Description of the task
The full listing, exactly as written and with no images, is the expected output.

Stored data
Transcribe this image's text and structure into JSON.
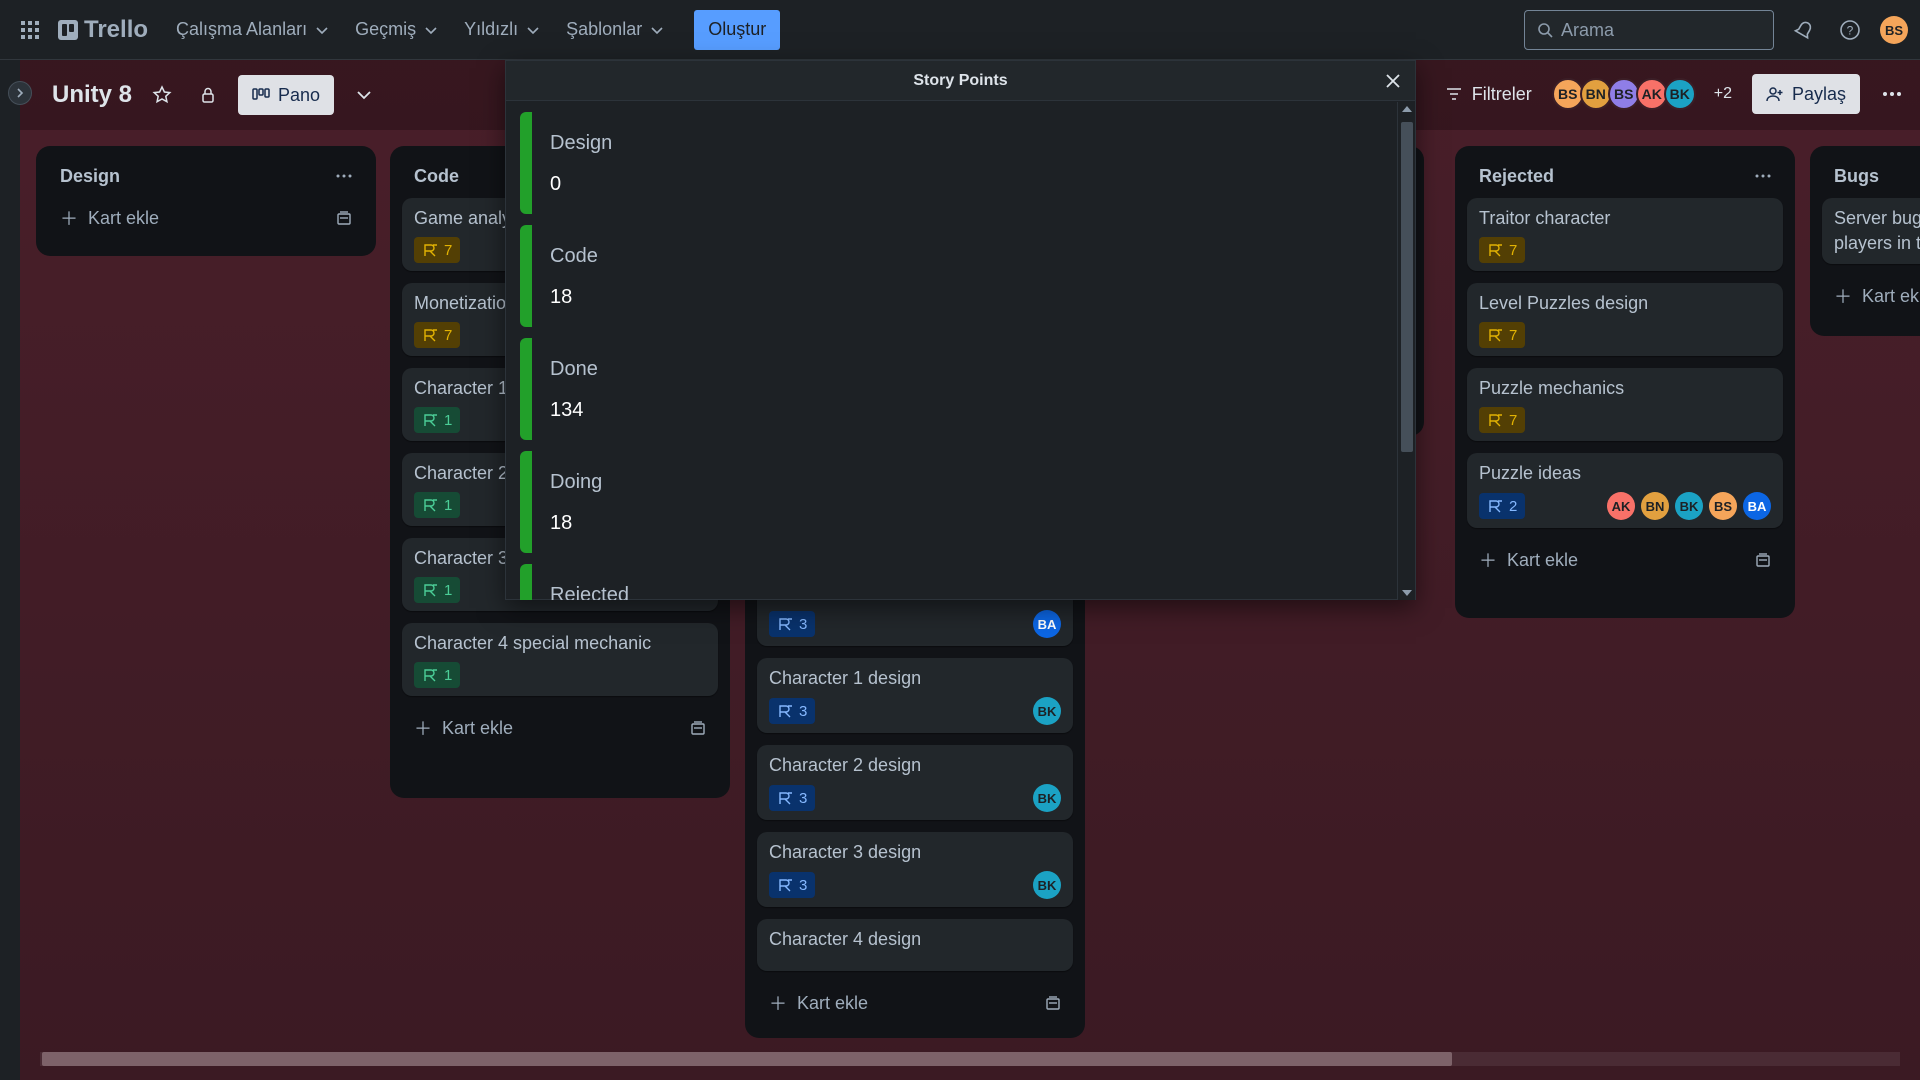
{
  "topbar": {
    "logo": "Trello",
    "menu": [
      "Çalışma Alanları",
      "Geçmiş",
      "Yıldızlı",
      "Şablonlar"
    ],
    "create": "Oluştur",
    "search_placeholder": "Arama",
    "user_avatar": "BS"
  },
  "board": {
    "title": "Unity 8",
    "view": "Pano",
    "filters": "Filtreler",
    "members": [
      {
        "initials": "BS",
        "color": "#f5a55a"
      },
      {
        "initials": "BN",
        "color": "#e2a03f"
      },
      {
        "initials": "BS",
        "color": "#8f7ee7"
      },
      {
        "initials": "AK",
        "color": "#f87168"
      },
      {
        "initials": "BK",
        "color": "#1ba2c4"
      }
    ],
    "more_members": "+2",
    "share": "Paylaş"
  },
  "add_card_label": "Kart ekle",
  "lists": {
    "design": {
      "title": "Design"
    },
    "code": {
      "title": "Code",
      "cards": [
        {
          "title": "Game analysis",
          "points": "7"
        },
        {
          "title": "Monetization",
          "points": "7"
        },
        {
          "title": "Character 1",
          "points": "1"
        },
        {
          "title": "Character 2",
          "points": "1"
        },
        {
          "title": "Character 3",
          "points": "1"
        },
        {
          "title": "Character 4 special mechanic",
          "points": "1"
        }
      ]
    },
    "doing": {
      "cards": [
        {
          "title": "",
          "points": "3",
          "member": "BA"
        },
        {
          "title": "Character 1 design",
          "points": "3",
          "member": "BK"
        },
        {
          "title": "Character 2 design",
          "points": "3",
          "member": "BK"
        },
        {
          "title": "Character 3 design",
          "points": "3",
          "member": "BK"
        },
        {
          "title": "Character 4 design",
          "points": "3",
          "member": "BK"
        }
      ]
    },
    "rejected": {
      "title": "Rejected",
      "cards": [
        {
          "title": "Traitor character",
          "points": "7"
        },
        {
          "title": "Level Puzzles design",
          "points": "7"
        },
        {
          "title": "Puzzle mechanics",
          "points": "7"
        },
        {
          "title": "Puzzle ideas",
          "points": "2",
          "members": [
            "AK",
            "BN",
            "BK",
            "BS",
            "BA"
          ]
        }
      ]
    },
    "bugs": {
      "title": "Bugs",
      "cards": [
        {
          "title_line1": "Server bug",
          "title_line2": "players in t"
        }
      ]
    }
  },
  "member_colors": {
    "AK": "#f87168",
    "BN": "#e2a03f",
    "BK": "#1ba2c4",
    "BS": "#f5a55a",
    "BA": "#0c66e4"
  },
  "modal": {
    "title": "Story Points",
    "items": [
      {
        "name": "Design",
        "value": "0"
      },
      {
        "name": "Code",
        "value": "18"
      },
      {
        "name": "Done",
        "value": "134"
      },
      {
        "name": "Doing",
        "value": "18"
      },
      {
        "name": "Rejected",
        "value": ""
      }
    ],
    "bar_color": "#22a02a"
  }
}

Response area
Transcribe this image's text and structure into JSON.
{
  "topbar": {
    "logo": "Trello",
    "menu": [
      "Çalışma Alanları",
      "Geçmiş",
      "Yıldızlı",
      "Şablonlar"
    ],
    "create": "Oluştur",
    "search_placeholder": "Arama",
    "user_avatar": "BS"
  },
  "board": {
    "title": "Unity 8",
    "view": "Pano",
    "filters": "Filtreler",
    "members": [
      {
        "initials": "BS",
        "color": "#f5a55a"
      },
      {
        "initials": "BN",
        "color": "#e2a03f"
      },
      {
        "initials": "BS",
        "color": "#8f7ee7"
      },
      {
        "initials": "AK",
        "color": "#f87168"
      },
      {
        "initials": "BK",
        "color": "#1ba2c4"
      }
    ],
    "more_members": "+2",
    "share": "Paylaş"
  },
  "add_card_label": "Kart ekle",
  "lists": {
    "design": {
      "title": "Design"
    },
    "code": {
      "title": "Code",
      "cards": [
        {
          "title": "Game analysis",
          "points": "7"
        },
        {
          "title": "Monetization",
          "points": "7"
        },
        {
          "title": "Character 1",
          "points": "1"
        },
        {
          "title": "Character 2",
          "points": "1"
        },
        {
          "title": "Character 3",
          "points": "1"
        },
        {
          "title": "Character 4 special mechanic",
          "points": "1"
        }
      ]
    },
    "doing": {
      "cards": [
        {
          "title": "",
          "points": "3",
          "member": "BA"
        },
        {
          "title": "Character 1 design",
          "points": "3",
          "member": "BK"
        },
        {
          "title": "Character 2 design",
          "points": "3",
          "member": "BK"
        },
        {
          "title": "Character 3 design",
          "points": "3",
          "member": "BK"
        },
        {
          "title": "Character 4 design",
          "points": "3",
          "member": "BK"
        }
      ]
    },
    "rejected": {
      "title": "Rejected",
      "cards": [
        {
          "title": "Traitor character",
          "points": "7"
        },
        {
          "title": "Level Puzzles design",
          "points": "7"
        },
        {
          "title": "Puzzle mechanics",
          "points": "7"
        },
        {
          "title": "Puzzle ideas",
          "points": "2",
          "members": [
            "AK",
            "BN",
            "BK",
            "BS",
            "BA"
          ]
        }
      ]
    },
    "bugs": {
      "title": "Bugs",
      "cards": [
        {
          "title_line1": "Server bug",
          "title_line2": "players in t"
        }
      ]
    }
  },
  "member_colors": {
    "AK": "#f87168",
    "BN": "#e2a03f",
    "BK": "#1ba2c4",
    "BS": "#f5a55a",
    "BA": "#0c66e4"
  },
  "modal": {
    "title": "Story Points",
    "items": [
      {
        "name": "Design",
        "value": "0"
      },
      {
        "name": "Code",
        "value": "18"
      },
      {
        "name": "Done",
        "value": "134"
      },
      {
        "name": "Doing",
        "value": "18"
      },
      {
        "name": "Rejected",
        "value": ""
      }
    ],
    "bar_color": "#22a02a"
  }
}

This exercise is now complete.